[Extracted records]
- - -
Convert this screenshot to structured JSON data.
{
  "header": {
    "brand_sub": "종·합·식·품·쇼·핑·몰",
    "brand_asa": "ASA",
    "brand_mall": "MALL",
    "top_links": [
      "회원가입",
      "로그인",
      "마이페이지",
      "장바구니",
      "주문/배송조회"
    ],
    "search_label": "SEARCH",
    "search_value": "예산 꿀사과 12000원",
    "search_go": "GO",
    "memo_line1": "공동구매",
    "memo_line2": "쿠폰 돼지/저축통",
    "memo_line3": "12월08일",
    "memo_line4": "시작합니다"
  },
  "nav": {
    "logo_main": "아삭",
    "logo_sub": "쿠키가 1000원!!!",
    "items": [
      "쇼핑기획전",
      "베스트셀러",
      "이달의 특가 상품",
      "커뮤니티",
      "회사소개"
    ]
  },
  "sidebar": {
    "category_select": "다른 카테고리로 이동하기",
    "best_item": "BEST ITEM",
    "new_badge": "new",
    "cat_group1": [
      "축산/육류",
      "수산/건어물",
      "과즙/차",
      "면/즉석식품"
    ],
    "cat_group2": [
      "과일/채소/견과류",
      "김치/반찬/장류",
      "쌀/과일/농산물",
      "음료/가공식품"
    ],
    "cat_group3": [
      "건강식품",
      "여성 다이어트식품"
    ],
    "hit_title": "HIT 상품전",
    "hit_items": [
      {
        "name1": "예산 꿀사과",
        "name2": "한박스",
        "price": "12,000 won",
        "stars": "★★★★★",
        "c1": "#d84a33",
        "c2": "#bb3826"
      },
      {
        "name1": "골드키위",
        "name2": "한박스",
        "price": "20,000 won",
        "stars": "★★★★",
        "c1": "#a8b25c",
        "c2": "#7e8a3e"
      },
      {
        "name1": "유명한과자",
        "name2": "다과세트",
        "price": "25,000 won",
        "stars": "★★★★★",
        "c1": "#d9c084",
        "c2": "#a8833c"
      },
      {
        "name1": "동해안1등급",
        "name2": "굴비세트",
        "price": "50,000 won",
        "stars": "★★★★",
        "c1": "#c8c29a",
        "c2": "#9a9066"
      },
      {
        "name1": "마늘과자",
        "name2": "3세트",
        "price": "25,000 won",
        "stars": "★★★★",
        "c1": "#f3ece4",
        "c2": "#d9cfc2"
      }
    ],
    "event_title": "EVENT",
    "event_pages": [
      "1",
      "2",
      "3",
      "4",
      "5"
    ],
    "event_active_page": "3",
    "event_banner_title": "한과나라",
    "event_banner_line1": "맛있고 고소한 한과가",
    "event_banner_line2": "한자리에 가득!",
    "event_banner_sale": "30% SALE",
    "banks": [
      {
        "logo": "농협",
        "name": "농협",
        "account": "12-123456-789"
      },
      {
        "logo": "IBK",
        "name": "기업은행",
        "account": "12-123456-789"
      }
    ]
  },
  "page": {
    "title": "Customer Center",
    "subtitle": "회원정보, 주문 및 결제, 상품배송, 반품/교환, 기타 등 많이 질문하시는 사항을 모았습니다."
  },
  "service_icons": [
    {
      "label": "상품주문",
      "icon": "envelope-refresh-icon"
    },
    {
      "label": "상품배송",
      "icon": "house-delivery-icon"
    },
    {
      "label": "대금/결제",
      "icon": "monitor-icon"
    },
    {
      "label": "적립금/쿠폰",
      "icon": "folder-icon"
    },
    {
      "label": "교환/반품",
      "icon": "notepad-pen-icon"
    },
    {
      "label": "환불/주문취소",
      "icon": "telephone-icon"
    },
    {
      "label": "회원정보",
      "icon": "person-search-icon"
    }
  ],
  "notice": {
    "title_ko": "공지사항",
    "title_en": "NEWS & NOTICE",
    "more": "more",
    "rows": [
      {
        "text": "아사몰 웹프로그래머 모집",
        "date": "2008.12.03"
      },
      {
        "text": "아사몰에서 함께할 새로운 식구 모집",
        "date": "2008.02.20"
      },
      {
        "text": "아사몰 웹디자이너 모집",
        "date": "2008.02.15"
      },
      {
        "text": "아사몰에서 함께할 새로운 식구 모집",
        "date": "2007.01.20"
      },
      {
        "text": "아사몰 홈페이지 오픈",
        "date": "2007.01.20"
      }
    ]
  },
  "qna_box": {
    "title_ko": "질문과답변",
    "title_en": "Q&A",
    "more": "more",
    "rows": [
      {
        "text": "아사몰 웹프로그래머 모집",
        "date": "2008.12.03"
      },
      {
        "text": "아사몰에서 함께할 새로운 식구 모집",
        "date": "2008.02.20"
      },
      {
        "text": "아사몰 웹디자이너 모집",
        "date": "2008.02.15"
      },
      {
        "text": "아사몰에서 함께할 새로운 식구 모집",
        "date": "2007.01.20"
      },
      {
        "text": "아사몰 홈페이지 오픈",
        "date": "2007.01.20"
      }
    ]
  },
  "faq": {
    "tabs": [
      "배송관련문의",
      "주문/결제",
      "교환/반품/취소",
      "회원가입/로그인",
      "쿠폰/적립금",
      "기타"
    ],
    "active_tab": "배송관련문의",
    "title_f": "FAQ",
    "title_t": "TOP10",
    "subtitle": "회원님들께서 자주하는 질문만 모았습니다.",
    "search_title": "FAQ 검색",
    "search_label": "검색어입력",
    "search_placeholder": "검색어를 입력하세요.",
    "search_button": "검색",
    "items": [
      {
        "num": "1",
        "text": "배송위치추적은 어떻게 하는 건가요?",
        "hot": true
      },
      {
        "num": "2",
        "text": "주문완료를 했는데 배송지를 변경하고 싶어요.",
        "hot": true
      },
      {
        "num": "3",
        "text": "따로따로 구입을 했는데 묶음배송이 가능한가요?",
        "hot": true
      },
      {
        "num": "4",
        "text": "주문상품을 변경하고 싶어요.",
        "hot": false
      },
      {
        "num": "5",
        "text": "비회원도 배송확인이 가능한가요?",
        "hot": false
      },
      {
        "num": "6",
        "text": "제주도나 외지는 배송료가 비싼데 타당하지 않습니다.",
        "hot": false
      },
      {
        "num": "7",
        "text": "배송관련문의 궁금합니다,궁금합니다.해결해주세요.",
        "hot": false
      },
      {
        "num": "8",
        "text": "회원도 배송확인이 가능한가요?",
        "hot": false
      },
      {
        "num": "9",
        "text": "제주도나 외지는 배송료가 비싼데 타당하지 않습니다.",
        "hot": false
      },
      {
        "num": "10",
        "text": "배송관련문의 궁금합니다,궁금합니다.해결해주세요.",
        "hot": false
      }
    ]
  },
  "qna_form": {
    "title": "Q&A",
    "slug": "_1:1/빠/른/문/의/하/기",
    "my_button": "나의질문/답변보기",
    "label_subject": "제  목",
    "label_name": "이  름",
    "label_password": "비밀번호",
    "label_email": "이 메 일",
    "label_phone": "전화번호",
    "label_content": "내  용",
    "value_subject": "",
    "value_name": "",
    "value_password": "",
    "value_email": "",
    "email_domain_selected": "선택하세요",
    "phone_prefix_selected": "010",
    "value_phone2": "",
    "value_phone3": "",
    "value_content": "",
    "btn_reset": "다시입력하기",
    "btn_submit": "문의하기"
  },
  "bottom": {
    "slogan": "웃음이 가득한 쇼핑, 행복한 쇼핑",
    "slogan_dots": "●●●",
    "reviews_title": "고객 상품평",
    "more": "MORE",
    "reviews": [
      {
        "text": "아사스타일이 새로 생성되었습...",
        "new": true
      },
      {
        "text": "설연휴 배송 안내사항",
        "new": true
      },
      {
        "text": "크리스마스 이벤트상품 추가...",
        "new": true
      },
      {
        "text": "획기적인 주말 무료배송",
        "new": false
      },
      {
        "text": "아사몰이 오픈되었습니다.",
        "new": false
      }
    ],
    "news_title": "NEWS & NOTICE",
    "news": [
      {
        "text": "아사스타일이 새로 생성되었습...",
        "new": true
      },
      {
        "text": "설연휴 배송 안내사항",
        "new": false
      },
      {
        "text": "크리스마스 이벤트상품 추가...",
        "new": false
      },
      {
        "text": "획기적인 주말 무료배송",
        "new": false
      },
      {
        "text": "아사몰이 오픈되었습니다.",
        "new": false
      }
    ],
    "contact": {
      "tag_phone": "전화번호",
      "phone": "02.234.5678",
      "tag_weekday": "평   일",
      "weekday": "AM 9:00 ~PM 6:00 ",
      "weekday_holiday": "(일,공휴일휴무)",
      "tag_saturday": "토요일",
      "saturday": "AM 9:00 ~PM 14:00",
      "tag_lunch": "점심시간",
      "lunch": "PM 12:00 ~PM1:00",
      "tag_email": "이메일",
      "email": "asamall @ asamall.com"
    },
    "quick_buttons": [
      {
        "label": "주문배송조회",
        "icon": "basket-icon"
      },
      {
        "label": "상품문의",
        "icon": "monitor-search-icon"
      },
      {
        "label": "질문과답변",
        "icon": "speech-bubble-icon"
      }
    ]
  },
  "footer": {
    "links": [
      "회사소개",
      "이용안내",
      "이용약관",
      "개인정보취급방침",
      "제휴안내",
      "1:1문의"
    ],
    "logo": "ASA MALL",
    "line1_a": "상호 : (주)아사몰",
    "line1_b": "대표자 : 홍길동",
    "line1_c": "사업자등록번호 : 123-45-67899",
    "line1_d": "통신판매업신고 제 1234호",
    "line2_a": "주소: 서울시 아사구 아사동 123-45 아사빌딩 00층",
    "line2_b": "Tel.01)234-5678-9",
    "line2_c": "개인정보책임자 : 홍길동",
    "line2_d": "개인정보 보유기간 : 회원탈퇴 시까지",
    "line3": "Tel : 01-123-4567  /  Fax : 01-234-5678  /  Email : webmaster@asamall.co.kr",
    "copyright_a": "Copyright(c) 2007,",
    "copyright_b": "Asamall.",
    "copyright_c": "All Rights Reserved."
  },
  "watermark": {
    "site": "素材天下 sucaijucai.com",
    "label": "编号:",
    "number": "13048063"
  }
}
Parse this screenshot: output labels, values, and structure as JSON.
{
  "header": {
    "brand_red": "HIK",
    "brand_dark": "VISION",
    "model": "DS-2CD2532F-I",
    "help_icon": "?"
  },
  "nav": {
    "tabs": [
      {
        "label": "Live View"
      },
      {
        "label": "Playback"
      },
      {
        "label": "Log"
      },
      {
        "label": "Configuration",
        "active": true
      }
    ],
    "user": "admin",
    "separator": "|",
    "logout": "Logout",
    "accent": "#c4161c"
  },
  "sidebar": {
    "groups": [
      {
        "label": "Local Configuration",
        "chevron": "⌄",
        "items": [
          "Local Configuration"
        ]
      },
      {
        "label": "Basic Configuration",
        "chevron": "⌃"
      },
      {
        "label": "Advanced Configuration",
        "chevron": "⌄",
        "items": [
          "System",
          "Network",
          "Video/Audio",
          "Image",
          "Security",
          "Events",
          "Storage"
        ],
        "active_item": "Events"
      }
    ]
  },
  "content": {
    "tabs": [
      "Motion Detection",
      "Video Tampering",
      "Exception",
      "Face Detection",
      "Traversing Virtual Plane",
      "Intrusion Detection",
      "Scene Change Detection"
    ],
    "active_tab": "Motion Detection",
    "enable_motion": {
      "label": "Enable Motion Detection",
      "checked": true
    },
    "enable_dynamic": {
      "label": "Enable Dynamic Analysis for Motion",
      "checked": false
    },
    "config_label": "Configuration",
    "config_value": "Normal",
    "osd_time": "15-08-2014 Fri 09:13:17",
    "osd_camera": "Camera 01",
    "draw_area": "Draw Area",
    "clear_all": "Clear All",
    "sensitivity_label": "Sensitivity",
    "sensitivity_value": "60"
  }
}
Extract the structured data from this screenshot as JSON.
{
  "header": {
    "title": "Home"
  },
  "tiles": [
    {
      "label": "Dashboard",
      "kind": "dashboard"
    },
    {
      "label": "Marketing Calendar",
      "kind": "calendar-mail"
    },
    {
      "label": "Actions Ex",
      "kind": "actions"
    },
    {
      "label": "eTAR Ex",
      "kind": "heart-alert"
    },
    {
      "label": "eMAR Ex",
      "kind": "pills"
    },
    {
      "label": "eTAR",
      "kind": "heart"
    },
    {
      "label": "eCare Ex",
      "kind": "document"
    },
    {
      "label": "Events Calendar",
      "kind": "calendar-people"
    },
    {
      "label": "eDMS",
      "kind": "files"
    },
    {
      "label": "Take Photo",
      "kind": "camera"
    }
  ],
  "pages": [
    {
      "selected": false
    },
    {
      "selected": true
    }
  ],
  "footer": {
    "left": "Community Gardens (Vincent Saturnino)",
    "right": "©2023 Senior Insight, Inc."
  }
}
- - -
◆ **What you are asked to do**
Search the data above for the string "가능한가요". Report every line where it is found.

◆ **Task response**
        "text": "따로따로 구입을 했는데 묶음배송이 가능한가요?",
        "text": "비회원도 배송확인이 가능한가요?",
        "text": "회원도 배송확인이 가능한가요?",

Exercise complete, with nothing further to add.